• _WORK REQUIRED_
Word for word, restate each of the records below.

Website and app data records:
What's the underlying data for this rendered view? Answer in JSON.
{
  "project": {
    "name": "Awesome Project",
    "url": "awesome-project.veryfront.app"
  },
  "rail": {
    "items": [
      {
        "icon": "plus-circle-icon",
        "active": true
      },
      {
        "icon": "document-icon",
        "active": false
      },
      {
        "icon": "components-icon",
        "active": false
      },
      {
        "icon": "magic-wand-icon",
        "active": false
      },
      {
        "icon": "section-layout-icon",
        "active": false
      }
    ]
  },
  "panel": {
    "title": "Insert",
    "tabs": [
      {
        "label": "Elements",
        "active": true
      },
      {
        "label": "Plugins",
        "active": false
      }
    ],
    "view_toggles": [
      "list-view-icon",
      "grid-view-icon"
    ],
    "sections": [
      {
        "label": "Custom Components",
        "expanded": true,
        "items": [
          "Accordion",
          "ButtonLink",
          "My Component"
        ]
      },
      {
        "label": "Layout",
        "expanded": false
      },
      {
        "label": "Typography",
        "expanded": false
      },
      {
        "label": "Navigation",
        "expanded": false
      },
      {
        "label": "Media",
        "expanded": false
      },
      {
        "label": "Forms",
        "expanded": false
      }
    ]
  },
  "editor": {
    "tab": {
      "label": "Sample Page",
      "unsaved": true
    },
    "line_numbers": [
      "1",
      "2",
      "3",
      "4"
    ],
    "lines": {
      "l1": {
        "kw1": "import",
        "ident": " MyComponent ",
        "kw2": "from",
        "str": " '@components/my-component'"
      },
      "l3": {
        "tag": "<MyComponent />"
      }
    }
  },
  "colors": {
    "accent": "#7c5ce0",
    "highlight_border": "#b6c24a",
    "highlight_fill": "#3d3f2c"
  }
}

• _WRITTEN RESPONSE_
What's the underlying data for this rendered view? Answer in JSON.
{
  "project": {
    "name": "Awesome Project",
    "url": "awesome-project.veryfront.app"
  },
  "rail": {
    "items": [
      {
        "icon": "plus-circle-icon",
        "active": true
      },
      {
        "icon": "document-icon",
        "active": false
      },
      {
        "icon": "components-icon",
        "active": false
      },
      {
        "icon": "magic-wand-icon",
        "active": false
      },
      {
        "icon": "section-layout-icon",
        "active": false
      }
    ]
  },
  "panel": {
    "title": "Insert",
    "tabs": [
      {
        "label": "Elements",
        "active": true
      },
      {
        "label": "Plugins",
        "active": false
      }
    ],
    "view_toggles": [
      "list-view-icon",
      "grid-view-icon"
    ],
    "sections": [
      {
        "label": "Custom Components",
        "expanded": true,
        "items": [
          "Accordion",
          "ButtonLink",
          "My Component"
        ]
      },
      {
        "label": "Layout",
        "expanded": false
      },
      {
        "label": "Typography",
        "expanded": false
      },
      {
        "label": "Navigation",
        "expanded": false
      },
      {
        "label": "Media",
        "expanded": false
      },
      {
        "label": "Forms",
        "expanded": false
      }
    ]
  },
  "editor": {
    "tab": {
      "label": "Sample Page",
      "unsaved": true
    },
    "line_numbers": [
      "1",
      "2",
      "3",
      "4"
    ],
    "lines": {
      "l1": {
        "kw1": "import",
        "ident": " MyComponent ",
        "kw2": "from",
        "str": " '@components/my-component'"
      },
      "l3": {
        "tag": "<MyComponent />"
      }
    }
  },
  "colors": {
    "accent": "#7c5ce0",
    "highlight_border": "#b6c24a",
    "highlight_fill": "#3d3f2c"
  }
}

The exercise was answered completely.